*** Opening Records supplied ***
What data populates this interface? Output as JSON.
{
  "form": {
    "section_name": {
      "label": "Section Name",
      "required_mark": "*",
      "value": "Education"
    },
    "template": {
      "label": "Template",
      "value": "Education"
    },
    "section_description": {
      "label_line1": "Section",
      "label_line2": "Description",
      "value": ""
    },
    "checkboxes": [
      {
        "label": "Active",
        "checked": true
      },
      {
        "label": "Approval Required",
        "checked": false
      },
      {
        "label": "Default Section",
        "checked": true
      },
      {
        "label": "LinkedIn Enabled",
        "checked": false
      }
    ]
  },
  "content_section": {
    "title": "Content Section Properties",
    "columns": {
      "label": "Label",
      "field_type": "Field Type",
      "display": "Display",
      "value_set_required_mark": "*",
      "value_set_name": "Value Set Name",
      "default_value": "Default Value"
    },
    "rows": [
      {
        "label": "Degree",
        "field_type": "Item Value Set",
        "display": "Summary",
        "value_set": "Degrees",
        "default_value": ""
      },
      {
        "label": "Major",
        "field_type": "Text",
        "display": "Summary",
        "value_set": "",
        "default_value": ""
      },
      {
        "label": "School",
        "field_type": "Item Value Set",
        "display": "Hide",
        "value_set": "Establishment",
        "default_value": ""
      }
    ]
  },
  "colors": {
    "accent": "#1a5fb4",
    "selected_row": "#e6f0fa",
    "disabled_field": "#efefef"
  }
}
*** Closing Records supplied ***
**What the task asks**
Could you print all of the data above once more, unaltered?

**Solution to this task**
What data populates this interface? Output as JSON.
{
  "form": {
    "section_name": {
      "label": "Section Name",
      "required_mark": "*",
      "value": "Education"
    },
    "template": {
      "label": "Template",
      "value": "Education"
    },
    "section_description": {
      "label_line1": "Section",
      "label_line2": "Description",
      "value": ""
    },
    "checkboxes": [
      {
        "label": "Active",
        "checked": true
      },
      {
        "label": "Approval Required",
        "checked": false
      },
      {
        "label": "Default Section",
        "checked": true
      },
      {
        "label": "LinkedIn Enabled",
        "checked": false
      }
    ]
  },
  "content_section": {
    "title": "Content Section Properties",
    "columns": {
      "label": "Label",
      "field_type": "Field Type",
      "display": "Display",
      "value_set_required_mark": "*",
      "value_set_name": "Value Set Name",
      "default_value": "Default Value"
    },
    "rows": [
      {
        "label": "Degree",
        "field_type": "Item Value Set",
        "display": "Summary",
        "value_set": "Degrees",
        "default_value": ""
      },
      {
        "label": "Major",
        "field_type": "Text",
        "display": "Summary",
        "value_set": "",
        "default_value": ""
      },
      {
        "label": "School",
        "field_type": "Item Value Set",
        "display": "Hide",
        "value_set": "Establishment",
        "default_value": ""
      }
    ]
  },
  "colors": {
    "accent": "#1a5fb4",
    "selected_row": "#e6f0fa",
    "disabled_field": "#efefef"
  }
}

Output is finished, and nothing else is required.